**Source material**.
-------------------------

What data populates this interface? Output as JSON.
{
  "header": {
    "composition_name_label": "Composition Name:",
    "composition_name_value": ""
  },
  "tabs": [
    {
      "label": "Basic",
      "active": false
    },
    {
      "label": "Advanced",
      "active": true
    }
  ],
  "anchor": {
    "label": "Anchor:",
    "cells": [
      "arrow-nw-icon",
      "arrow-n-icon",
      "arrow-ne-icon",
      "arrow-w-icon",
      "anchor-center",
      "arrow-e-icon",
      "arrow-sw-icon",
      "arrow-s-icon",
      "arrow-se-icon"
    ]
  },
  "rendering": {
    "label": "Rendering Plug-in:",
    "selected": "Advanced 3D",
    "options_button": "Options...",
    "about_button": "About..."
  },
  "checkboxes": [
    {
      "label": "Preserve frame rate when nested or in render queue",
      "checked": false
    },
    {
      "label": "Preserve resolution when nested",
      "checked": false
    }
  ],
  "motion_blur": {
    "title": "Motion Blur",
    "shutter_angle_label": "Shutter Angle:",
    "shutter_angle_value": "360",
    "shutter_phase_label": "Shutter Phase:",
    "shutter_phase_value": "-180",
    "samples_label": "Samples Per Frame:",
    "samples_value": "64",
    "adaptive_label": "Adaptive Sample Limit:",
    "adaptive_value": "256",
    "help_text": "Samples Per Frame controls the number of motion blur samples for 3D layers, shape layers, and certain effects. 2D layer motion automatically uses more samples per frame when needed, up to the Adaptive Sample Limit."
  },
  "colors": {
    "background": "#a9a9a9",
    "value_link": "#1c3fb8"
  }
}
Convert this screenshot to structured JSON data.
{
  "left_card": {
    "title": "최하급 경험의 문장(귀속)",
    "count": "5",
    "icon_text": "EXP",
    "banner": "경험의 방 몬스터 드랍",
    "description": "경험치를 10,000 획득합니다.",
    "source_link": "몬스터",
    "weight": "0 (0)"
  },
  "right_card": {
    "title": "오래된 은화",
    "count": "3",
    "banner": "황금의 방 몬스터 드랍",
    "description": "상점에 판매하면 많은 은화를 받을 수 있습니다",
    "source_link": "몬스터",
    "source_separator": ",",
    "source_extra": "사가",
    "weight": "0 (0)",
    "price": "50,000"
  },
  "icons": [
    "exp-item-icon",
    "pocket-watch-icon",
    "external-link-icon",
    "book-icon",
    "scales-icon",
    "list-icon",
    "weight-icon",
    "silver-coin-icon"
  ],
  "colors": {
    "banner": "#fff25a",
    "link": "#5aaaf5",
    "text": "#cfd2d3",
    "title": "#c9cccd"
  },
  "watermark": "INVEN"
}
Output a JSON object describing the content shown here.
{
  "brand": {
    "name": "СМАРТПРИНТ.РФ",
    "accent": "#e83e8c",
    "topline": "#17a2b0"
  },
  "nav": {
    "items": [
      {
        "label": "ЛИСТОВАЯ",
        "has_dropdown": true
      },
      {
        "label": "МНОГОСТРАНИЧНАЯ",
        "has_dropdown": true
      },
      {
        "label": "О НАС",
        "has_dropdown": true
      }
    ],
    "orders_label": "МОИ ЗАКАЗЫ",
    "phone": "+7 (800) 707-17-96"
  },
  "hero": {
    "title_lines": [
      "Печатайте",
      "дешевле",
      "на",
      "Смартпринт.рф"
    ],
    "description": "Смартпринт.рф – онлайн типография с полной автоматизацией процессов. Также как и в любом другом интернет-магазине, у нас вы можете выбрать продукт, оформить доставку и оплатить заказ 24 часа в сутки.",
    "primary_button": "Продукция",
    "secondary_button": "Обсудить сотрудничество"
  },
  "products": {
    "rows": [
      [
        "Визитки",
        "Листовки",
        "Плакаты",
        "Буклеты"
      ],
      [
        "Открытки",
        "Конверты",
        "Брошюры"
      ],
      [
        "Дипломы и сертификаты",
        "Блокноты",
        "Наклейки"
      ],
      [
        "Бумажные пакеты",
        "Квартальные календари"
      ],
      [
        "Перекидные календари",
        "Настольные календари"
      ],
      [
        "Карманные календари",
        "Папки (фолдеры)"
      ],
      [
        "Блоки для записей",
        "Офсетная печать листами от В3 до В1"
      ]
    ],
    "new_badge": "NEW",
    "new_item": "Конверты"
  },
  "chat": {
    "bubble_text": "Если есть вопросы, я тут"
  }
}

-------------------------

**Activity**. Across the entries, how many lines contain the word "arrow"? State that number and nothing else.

**Written answer**. 8